[Problem]
The response must be a precise copy of the records that follow.

[Supplied material]
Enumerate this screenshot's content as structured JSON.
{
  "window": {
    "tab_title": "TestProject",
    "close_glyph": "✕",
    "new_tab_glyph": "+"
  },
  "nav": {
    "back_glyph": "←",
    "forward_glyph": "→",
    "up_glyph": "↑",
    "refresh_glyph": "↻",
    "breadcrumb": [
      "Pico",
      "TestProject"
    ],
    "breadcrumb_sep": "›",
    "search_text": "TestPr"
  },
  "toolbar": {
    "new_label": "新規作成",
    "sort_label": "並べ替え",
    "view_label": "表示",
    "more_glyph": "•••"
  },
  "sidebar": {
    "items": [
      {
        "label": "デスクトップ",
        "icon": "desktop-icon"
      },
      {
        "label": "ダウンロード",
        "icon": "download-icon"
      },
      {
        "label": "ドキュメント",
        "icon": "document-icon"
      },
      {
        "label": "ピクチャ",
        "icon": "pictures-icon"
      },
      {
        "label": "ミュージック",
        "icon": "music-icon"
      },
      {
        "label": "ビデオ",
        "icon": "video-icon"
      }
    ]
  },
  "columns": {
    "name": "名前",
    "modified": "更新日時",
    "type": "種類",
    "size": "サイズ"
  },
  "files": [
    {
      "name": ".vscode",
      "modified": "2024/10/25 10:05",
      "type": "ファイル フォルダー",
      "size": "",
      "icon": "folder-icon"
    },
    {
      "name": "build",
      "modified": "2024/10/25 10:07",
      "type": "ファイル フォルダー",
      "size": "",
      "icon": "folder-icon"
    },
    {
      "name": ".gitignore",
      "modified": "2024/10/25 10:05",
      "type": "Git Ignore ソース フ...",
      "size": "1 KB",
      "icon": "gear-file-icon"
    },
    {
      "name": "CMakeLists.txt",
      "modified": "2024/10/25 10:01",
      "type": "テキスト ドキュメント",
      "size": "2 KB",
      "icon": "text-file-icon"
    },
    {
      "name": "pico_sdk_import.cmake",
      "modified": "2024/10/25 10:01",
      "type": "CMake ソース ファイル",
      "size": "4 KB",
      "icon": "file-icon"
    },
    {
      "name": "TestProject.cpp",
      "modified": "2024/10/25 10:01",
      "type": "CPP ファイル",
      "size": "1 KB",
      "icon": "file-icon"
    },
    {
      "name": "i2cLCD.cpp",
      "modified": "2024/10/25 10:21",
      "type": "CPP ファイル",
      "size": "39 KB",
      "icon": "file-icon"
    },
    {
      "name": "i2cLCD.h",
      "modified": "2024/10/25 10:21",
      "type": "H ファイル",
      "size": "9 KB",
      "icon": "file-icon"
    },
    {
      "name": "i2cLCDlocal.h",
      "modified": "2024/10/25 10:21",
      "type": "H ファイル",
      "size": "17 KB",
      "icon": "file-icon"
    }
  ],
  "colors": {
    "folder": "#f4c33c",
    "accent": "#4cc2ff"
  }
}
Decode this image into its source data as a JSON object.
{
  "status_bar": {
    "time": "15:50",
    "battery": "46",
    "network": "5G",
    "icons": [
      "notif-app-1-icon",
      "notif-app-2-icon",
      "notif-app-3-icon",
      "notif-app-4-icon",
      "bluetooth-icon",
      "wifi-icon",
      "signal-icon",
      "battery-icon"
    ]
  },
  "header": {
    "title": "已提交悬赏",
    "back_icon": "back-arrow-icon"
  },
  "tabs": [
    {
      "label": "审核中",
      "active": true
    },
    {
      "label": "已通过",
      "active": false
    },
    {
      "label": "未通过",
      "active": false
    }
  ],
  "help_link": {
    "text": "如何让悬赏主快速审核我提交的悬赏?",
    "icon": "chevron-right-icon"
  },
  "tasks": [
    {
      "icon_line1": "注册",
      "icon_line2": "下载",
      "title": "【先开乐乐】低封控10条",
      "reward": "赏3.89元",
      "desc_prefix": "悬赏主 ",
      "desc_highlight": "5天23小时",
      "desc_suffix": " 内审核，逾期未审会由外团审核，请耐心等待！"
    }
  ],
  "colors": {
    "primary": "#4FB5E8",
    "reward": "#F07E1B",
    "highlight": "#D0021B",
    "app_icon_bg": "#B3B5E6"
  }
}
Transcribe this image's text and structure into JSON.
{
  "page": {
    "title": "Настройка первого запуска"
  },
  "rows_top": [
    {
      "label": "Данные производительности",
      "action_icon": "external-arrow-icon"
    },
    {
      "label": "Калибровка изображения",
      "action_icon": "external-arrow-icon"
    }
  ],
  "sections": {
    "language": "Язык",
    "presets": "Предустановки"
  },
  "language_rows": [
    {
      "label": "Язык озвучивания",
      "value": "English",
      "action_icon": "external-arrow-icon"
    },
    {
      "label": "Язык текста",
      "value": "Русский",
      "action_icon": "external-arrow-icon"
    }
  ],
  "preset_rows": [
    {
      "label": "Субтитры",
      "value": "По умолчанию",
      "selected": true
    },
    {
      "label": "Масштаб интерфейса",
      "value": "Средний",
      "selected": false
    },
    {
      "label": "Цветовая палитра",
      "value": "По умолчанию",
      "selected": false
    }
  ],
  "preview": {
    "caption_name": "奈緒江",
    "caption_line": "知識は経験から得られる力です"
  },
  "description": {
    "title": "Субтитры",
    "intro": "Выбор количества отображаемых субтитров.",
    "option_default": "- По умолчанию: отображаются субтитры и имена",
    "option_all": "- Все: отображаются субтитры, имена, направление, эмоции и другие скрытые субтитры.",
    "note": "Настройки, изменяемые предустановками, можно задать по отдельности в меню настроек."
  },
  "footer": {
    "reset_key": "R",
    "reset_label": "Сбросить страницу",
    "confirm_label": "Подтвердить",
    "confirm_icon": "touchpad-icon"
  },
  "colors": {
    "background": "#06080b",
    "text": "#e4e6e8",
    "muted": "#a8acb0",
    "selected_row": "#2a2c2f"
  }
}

[Answer to the exercise]
Enumerate this screenshot's content as structured JSON.
{
  "window": {
    "tab_title": "TestProject",
    "close_glyph": "✕",
    "new_tab_glyph": "+"
  },
  "nav": {
    "back_glyph": "←",
    "forward_glyph": "→",
    "up_glyph": "↑",
    "refresh_glyph": "↻",
    "breadcrumb": [
      "Pico",
      "TestProject"
    ],
    "breadcrumb_sep": "›",
    "search_text": "TestPr"
  },
  "toolbar": {
    "new_label": "新規作成",
    "sort_label": "並べ替え",
    "view_label": "表示",
    "more_glyph": "•••"
  },
  "sidebar": {
    "items": [
      {
        "label": "デスクトップ",
        "icon": "desktop-icon"
      },
      {
        "label": "ダウンロード",
        "icon": "download-icon"
      },
      {
        "label": "ドキュメント",
        "icon": "document-icon"
      },
      {
        "label": "ピクチャ",
        "icon": "pictures-icon"
      },
      {
        "label": "ミュージック",
        "icon": "music-icon"
      },
      {
        "label": "ビデオ",
        "icon": "video-icon"
      }
    ]
  },
  "columns": {
    "name": "名前",
    "modified": "更新日時",
    "type": "種類",
    "size": "サイズ"
  },
  "files": [
    {
      "name": ".vscode",
      "modified": "2024/10/25 10:05",
      "type": "ファイル フォルダー",
      "size": "",
      "icon": "folder-icon"
    },
    {
      "name": "build",
      "modified": "2024/10/25 10:07",
      "type": "ファイル フォルダー",
      "size": "",
      "icon": "folder-icon"
    },
    {
      "name": ".gitignore",
      "modified": "2024/10/25 10:05",
      "type": "Git Ignore ソース フ...",
      "size": "1 KB",
      "icon": "gear-file-icon"
    },
    {
      "name": "CMakeLists.txt",
      "modified": "2024/10/25 10:01",
      "type": "テキスト ドキュメント",
      "size": "2 KB",
      "icon": "text-file-icon"
    },
    {
      "name": "pico_sdk_import.cmake",
      "modified": "2024/10/25 10:01",
      "type": "CMake ソース ファイル",
      "size": "4 KB",
      "icon": "file-icon"
    },
    {
      "name": "TestProject.cpp",
      "modified": "2024/10/25 10:01",
      "type": "CPP ファイル",
      "size": "1 KB",
      "icon": "file-icon"
    },
    {
      "name": "i2cLCD.cpp",
      "modified": "2024/10/25 10:21",
      "type": "CPP ファイル",
      "size": "39 KB",
      "icon": "file-icon"
    },
    {
      "name": "i2cLCD.h",
      "modified": "2024/10/25 10:21",
      "type": "H ファイル",
      "size": "9 KB",
      "icon": "file-icon"
    },
    {
      "name": "i2cLCDlocal.h",
      "modified": "2024/10/25 10:21",
      "type": "H ファイル",
      "size": "17 KB",
      "icon": "file-icon"
    }
  ],
  "colors": {
    "folder": "#f4c33c",
    "accent": "#4cc2ff"
  }
}
Decode this image into its source data as a JSON object.
{
  "status_bar": {
    "time": "15:50",
    "battery": "46",
    "network": "5G",
    "icons": [
      "notif-app-1-icon",
      "notif-app-2-icon",
      "notif-app-3-icon",
      "notif-app-4-icon",
      "bluetooth-icon",
      "wifi-icon",
      "signal-icon",
      "battery-icon"
    ]
  },
  "header": {
    "title": "已提交悬赏",
    "back_icon": "back-arrow-icon"
  },
  "tabs": [
    {
      "label": "审核中",
      "active": true
    },
    {
      "label": "已通过",
      "active": false
    },
    {
      "label": "未通过",
      "active": false
    }
  ],
  "help_link": {
    "text": "如何让悬赏主快速审核我提交的悬赏?",
    "icon": "chevron-right-icon"
  },
  "tasks": [
    {
      "icon_line1": "注册",
      "icon_line2": "下载",
      "title": "【先开乐乐】低封控10条",
      "reward": "赏3.89元",
      "desc_prefix": "悬赏主 ",
      "desc_highlight": "5天23小时",
      "desc_suffix": " 内审核，逾期未审会由外团审核，请耐心等待！"
    }
  ],
  "colors": {
    "primary": "#4FB5E8",
    "reward": "#F07E1B",
    "highlight": "#D0021B",
    "app_icon_bg": "#B3B5E6"
  }
}
Transcribe this image's text and structure into JSON.
{
  "page": {
    "title": "Настройка первого запуска"
  },
  "rows_top": [
    {
      "label": "Данные производительности",
      "action_icon": "external-arrow-icon"
    },
    {
      "label": "Калибровка изображения",
      "action_icon": "external-arrow-icon"
    }
  ],
  "sections": {
    "language": "Язык",
    "presets": "Предустановки"
  },
  "language_rows": [
    {
      "label": "Язык озвучивания",
      "value": "English",
      "action_icon": "external-arrow-icon"
    },
    {
      "label": "Язык текста",
      "value": "Русский",
      "action_icon": "external-arrow-icon"
    }
  ],
  "preset_rows": [
    {
      "label": "Субтитры",
      "value": "По умолчанию",
      "selected": true
    },
    {
      "label": "Масштаб интерфейса",
      "value": "Средний",
      "selected": false
    },
    {
      "label": "Цветовая палитра",
      "value": "По умолчанию",
      "selected": false
    }
  ],
  "preview": {
    "caption_name": "奈緒江",
    "caption_line": "知識は経験から得られる力です"
  },
  "description": {
    "title": "Субтитры",
    "intro": "Выбор количества отображаемых субтитров.",
    "option_default": "- По умолчанию: отображаются субтитры и имена",
    "option_all": "- Все: отображаются субтитры, имена, направление, эмоции и другие скрытые субтитры.",
    "note": "Настройки, изменяемые предустановками, можно задать по отдельности в меню настроек."
  },
  "footer": {
    "reset_key": "R",
    "reset_label": "Сбросить страницу",
    "confirm_label": "Подтвердить",
    "confirm_icon": "touchpad-icon"
  },
  "colors": {
    "background": "#06080b",
    "text": "#e4e6e8",
    "muted": "#a8acb0",
    "selected_row": "#2a2c2f"
  }
}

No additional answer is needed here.